The Historic Dockyard in Portsmouth is home to loads of fascinating historic ships. A visit to the dockyard takes you on a journey through centuries of British history. Step aboard Admiral Lord Nelson’s flagship, HMS Victory, built in 1765. It’s the most famous warship in the Royal Navy.
Here you can hear lots of gruesome stories from the Battle of Trafalgar, like how to preserve a body in rum. Or you could explore HMS Warrior 1860, Britain’s first iron-hulled, armored battleship, built in Victorian times.
You’ll also find another of the top tourist sites in England here: King Henry VIII’s favorite warship, the Mary Rose, raised from Portsmouth’s seabed in 1982 and the only 16th century warship on display anywhere in the world!
These are just three of the attractions in the Historic Dockyard. There are loads more, including boat tours of the harbor, world class museums and hands-on activities for kids.
When you are fully history-ed up, Portsmouth has a fantastic seafront with a beach, a Victorian pier to stroll along, King Henry VIII’s Southsea Castle, and the massive 170m tall landmark, the Spinnaker Tower, with panoramic views over the city and the Isle of Wight.
The Isle of Wight itself is only a hovercraft ride away too. All this and top-class restaurants, cinemas and theatres make Portsmouth a pretty good bet for any trip to the UK.
Portsmouth is only an hour and a half away from London by train, so you can visit as a day trip. Not bad for a 14 square mile island city!
By Lavina from Continent Hop
If the sea calls to you and you’d prefer to explore the lush moors in the North with a sea a few steps away, then one of the best places to visit in England for you will be the resort town of Scarborough.
It is a tiny town with family-friendly activities and lots of cafes serving traditional fish and chips, it’s a lovely spot to spend a weekend at the beach or head to the moors for long walks for the day.
Peasholm Park is a great spot if you’d like to meet friendly squirrels, go paddle boating or watch boats battle each other in summer. There’s also Scarborough Castle to explore and on a sunny day, you can see right up to Flamborough Head.
You can also go hunting for fossils around town or the beach!
If you’d still prefer doing more, the harbor town of Whitby, which was where Bram Stoker’s Dracula was created is about 20 miles away.The heritage coastline provides dramatic views, and once you’re in Whitby, you can easily view the Abbey that looks down upon the town.
On a dull rainy day here, you’ll get why Whitby inspired Dracula!
by Teresa from Brogan Abroad
Everyone agrees that London has a lot to offer, but few visitors venture outside of Central London and explore other neighborhoods.
There are a lot of areas outside of Zone 1 that are often overlooked. Greenwich, in South East London, is one of those areas, despite being the perfect destination for a day out.

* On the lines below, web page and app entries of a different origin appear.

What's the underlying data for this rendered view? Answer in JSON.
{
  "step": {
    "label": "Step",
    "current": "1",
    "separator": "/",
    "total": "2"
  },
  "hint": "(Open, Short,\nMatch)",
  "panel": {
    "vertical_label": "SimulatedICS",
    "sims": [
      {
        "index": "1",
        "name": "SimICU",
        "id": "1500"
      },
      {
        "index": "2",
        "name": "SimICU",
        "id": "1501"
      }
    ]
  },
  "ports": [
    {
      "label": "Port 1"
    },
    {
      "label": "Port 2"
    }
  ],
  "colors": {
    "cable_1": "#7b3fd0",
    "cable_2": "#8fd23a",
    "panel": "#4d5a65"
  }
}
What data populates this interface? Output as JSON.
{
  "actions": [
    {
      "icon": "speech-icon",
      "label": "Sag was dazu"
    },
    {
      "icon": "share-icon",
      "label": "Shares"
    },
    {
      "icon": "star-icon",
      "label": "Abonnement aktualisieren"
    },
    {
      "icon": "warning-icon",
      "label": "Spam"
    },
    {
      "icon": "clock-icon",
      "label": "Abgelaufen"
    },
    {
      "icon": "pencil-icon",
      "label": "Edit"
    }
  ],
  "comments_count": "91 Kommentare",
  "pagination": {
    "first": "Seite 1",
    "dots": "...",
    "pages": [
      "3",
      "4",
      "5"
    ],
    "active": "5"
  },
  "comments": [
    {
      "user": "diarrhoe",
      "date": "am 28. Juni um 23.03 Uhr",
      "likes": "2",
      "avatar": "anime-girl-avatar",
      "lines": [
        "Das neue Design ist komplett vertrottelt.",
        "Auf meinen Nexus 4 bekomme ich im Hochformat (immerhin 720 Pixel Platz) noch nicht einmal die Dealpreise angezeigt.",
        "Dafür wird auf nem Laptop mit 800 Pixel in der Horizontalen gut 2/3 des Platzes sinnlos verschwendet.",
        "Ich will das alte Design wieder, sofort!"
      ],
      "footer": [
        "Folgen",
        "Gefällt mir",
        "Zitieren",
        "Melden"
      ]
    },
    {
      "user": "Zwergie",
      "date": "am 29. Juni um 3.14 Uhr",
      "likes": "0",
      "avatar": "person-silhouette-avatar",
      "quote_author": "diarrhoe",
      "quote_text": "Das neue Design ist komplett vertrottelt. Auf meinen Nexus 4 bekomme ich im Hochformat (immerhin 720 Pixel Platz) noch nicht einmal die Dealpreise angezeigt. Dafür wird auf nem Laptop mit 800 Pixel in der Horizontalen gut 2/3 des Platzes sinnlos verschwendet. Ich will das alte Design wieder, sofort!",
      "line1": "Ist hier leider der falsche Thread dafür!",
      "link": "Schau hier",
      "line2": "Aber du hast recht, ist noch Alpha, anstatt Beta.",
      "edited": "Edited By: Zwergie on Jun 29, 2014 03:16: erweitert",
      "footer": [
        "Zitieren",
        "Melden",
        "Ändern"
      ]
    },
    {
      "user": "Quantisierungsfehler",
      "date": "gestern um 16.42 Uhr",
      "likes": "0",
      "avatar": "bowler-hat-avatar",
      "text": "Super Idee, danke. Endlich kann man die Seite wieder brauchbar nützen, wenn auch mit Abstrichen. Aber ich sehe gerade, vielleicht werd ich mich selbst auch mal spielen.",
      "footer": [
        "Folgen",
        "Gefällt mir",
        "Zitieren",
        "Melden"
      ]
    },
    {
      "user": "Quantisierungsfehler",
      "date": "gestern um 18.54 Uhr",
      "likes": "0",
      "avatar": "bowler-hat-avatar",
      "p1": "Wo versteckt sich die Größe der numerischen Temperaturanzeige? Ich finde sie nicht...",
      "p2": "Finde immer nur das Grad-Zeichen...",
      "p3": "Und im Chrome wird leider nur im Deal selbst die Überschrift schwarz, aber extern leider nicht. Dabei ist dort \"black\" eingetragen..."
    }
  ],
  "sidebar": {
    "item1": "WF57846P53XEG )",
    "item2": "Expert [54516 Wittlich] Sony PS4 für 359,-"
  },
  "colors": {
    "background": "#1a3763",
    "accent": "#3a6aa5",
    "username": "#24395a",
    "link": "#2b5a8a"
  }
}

Its maritime history is evident all around, with the 500-year-old Old Royal Naval College that incorporates the magnificent Chapel of St Peter and St Paul and the spectacular masterpiece that is the Painted Hall, as well as the National Maritime Museum and the Cutty Sark, an iconic 19th century tea clipper.
Within the grounds of the college you can also find Queen’s House, which houses a spiral staircase that is so geometrically perfect that it’ll make you dizzy. And let’s not forget Greenwich Park, with the Royal Observatory at the top of the hill and possibly the best views over London.

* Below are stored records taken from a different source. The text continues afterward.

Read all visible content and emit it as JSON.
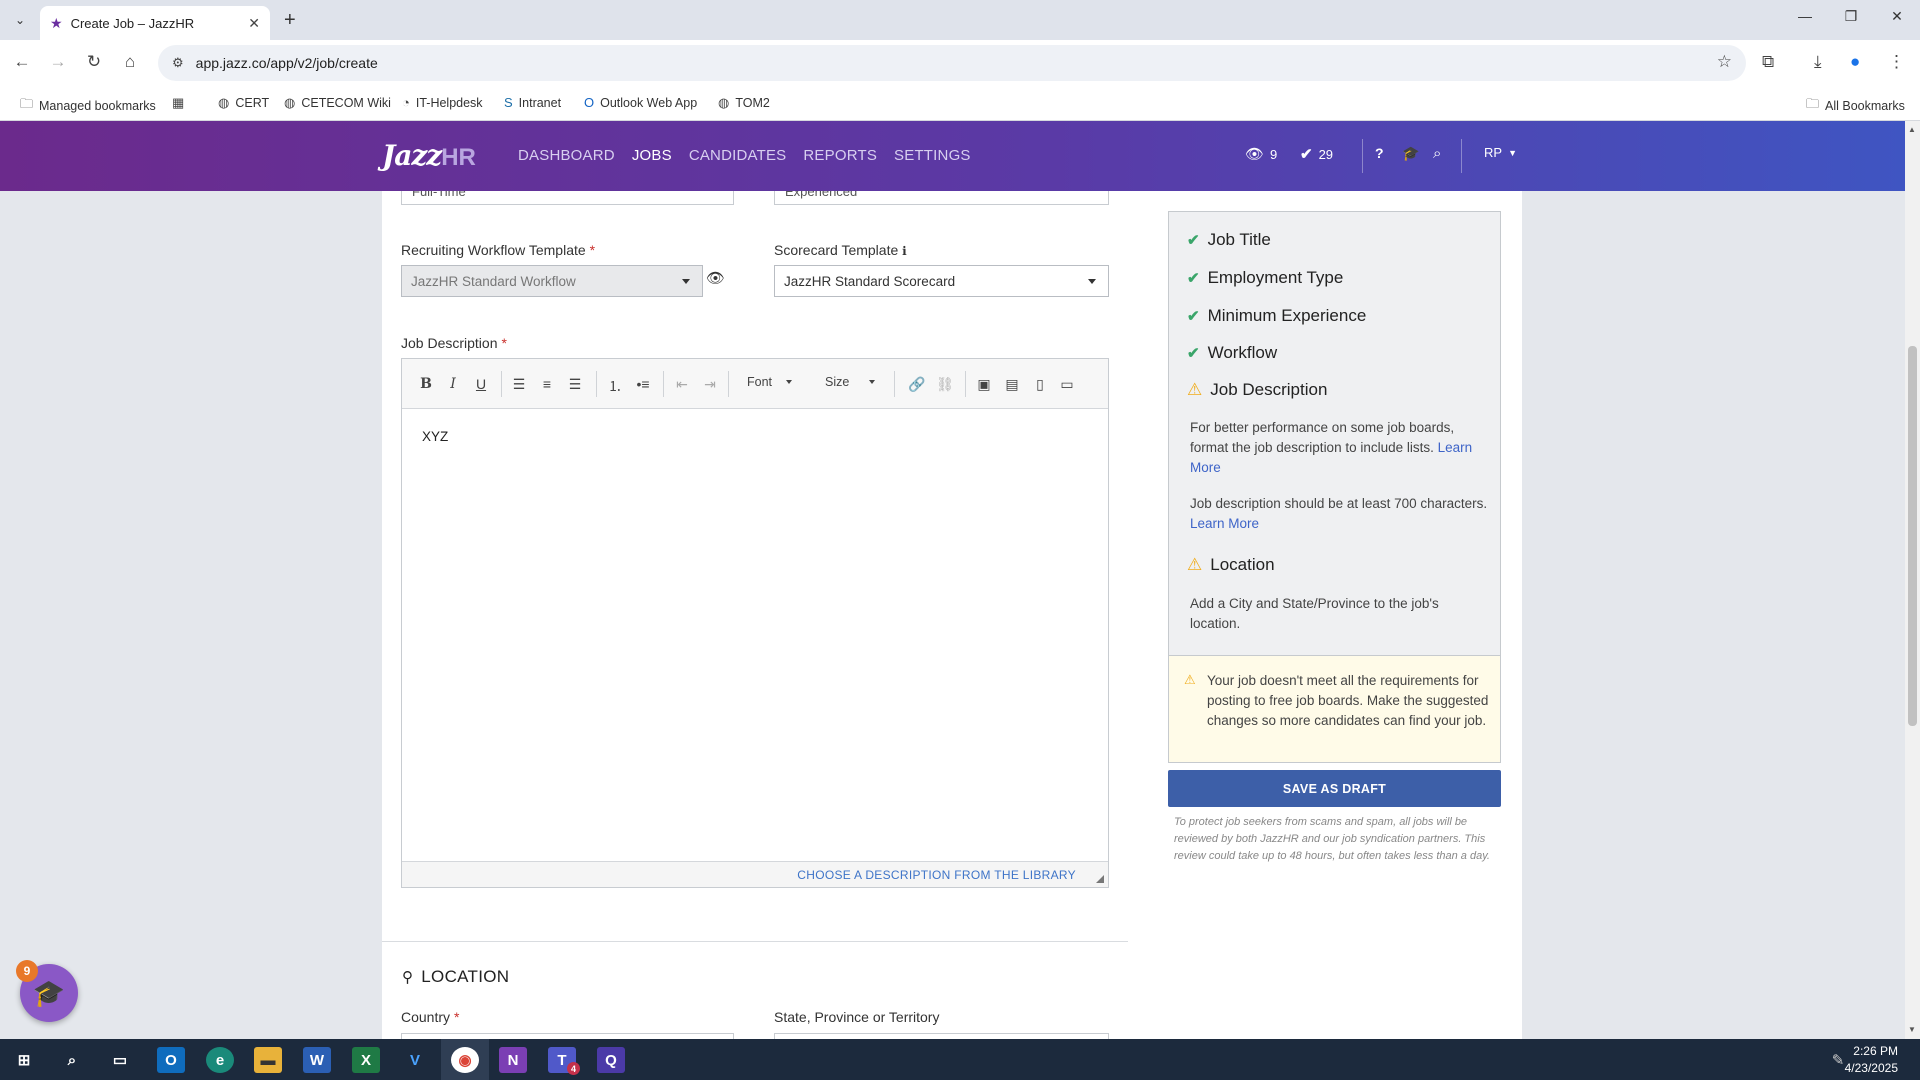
{
  "browser": {
    "tab_title": "Create Job – JazzHR",
    "url": "app.jazz.co/app/v2/job/create",
    "bookmarks": [
      "Managed bookmarks",
      "CERT",
      "CETECOM Wiki",
      "IT-Helpdesk",
      "Intranet",
      "Outlook Web App",
      "TOM2"
    ],
    "all_bookmarks": "All Bookmarks"
  },
  "app": {
    "logo_main": "Jazz",
    "logo_sub": "HR",
    "nav": [
      "DASHBOARD",
      "JOBS",
      "CANDIDATES",
      "REPORTS",
      "SETTINGS"
    ],
    "active_nav": "JOBS",
    "views_count": "9",
    "checks_count": "29",
    "user_initials": "RP"
  },
  "form": {
    "employment_type_value": "Full-Time",
    "experience_value": "Experienced",
    "workflow_label": "Recruiting Workflow Template",
    "workflow_value": "JazzHR Standard Workflow",
    "scorecard_label": "Scorecard Template",
    "scorecard_value": "JazzHR Standard Scorecard",
    "description_label": "Job Description",
    "toolbar_font": "Font",
    "toolbar_size": "Size",
    "description_text": "XYZ",
    "library_link": "CHOOSE A DESCRIPTION FROM THE LIBRARY",
    "location_title": "LOCATION",
    "country_label": "Country",
    "state_label": "State, Province or Territory"
  },
  "requirements": {
    "items": [
      {
        "label": "Job Title",
        "status": "ok"
      },
      {
        "label": "Employment Type",
        "status": "ok"
      },
      {
        "label": "Minimum Experience",
        "status": "ok"
      },
      {
        "label": "Workflow",
        "status": "ok"
      },
      {
        "label": "Job Description",
        "status": "warning"
      },
      {
        "label": "Location",
        "status": "warning"
      }
    ],
    "desc_note1": "For better performance on some job boards, format the job description to include lists.",
    "desc_note2": "Job description should be at least 700 characters.",
    "learn_more": "Learn More",
    "location_note": "Add a City and State/Province to the job's location.",
    "warning_box": "Your job doesn't meet all the requirements for posting to free job boards. Make the suggested changes so more candidates can find your job.",
    "save_draft": "SAVE AS DRAFT",
    "disclaimer": "To protect job seekers from scams and spam, all jobs will be reviewed by both JazzHR and our job syndication partners. This review could take up to 48 hours, but often takes less than a day."
  },
  "help_badge": "9",
  "taskbar": {
    "time": "2:26 PM",
    "date": "4/23/2025",
    "teams_badge": "4"
  },
  "colors": {
    "header_start": "#6b2a8c",
    "header_end": "#3f55c2",
    "primary_button": "#3d5fa8",
    "ok_check": "#3aa56a",
    "warning": "#f0ad1d"
  }
}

Greenwich more than deserves visitors’ attention and if you are visiting London for more than a couple of days, make sure you include it in your itinerary of places to visit in England.